BEGIN

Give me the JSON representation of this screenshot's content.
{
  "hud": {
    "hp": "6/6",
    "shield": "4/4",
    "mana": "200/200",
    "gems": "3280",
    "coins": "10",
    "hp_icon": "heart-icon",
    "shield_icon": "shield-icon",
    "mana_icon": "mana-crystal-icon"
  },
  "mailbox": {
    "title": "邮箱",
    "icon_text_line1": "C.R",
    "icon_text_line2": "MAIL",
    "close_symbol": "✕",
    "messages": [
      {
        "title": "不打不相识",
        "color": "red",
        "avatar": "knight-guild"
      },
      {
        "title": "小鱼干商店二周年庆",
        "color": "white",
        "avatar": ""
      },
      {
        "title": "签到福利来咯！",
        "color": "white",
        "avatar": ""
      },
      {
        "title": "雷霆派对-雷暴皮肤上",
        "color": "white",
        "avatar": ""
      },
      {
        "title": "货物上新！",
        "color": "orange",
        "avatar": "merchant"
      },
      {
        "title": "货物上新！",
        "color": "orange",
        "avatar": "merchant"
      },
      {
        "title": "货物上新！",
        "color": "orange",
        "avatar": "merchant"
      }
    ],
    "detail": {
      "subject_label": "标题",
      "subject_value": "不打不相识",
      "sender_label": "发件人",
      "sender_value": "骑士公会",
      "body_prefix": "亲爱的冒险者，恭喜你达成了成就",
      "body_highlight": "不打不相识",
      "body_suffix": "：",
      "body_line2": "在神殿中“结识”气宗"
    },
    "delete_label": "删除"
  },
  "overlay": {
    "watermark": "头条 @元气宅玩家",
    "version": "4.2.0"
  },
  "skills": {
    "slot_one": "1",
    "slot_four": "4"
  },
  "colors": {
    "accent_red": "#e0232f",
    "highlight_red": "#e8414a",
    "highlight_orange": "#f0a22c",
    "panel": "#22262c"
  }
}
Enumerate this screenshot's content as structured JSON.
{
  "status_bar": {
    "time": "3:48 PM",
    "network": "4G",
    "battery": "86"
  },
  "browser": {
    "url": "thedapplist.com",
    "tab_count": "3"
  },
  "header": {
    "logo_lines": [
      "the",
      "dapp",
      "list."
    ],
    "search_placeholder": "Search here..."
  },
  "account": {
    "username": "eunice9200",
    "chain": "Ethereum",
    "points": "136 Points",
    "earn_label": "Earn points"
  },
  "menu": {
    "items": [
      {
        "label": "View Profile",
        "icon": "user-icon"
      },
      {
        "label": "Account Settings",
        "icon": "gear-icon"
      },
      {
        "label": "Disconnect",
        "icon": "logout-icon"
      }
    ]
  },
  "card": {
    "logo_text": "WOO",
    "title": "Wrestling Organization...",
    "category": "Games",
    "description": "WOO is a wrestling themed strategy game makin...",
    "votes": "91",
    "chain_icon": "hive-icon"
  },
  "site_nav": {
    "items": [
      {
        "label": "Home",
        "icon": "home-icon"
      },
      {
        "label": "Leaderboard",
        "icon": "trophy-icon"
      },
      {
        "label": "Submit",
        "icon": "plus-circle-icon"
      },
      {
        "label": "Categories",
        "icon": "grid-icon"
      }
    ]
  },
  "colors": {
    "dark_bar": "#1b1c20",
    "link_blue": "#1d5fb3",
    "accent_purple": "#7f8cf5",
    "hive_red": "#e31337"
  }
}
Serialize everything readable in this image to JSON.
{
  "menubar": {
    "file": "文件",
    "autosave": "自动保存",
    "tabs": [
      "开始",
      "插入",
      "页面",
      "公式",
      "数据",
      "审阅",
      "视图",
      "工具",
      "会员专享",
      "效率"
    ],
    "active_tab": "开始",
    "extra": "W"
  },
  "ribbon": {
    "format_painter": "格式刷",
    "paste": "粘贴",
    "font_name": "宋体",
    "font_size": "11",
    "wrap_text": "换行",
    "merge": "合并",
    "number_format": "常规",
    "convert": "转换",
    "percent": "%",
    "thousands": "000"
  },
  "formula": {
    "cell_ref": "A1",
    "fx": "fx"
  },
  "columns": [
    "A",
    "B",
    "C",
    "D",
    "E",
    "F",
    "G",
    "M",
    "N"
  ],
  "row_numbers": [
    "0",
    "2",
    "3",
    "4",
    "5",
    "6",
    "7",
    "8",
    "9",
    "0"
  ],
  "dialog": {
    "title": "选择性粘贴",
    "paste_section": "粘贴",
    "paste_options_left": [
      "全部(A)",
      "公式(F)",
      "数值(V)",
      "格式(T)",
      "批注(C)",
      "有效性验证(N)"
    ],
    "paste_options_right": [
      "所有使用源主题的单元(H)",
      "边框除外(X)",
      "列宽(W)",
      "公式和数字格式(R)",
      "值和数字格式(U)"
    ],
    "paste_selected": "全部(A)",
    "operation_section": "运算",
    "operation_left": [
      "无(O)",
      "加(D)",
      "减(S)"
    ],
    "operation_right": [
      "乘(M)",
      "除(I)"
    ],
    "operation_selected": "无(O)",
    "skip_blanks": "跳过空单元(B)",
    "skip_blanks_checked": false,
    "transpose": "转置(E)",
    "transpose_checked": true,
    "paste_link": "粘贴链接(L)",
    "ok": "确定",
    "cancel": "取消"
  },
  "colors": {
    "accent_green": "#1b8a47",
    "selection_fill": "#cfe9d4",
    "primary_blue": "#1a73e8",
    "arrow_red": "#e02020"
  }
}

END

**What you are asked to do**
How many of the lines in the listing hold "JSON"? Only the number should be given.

**Expected answer**
3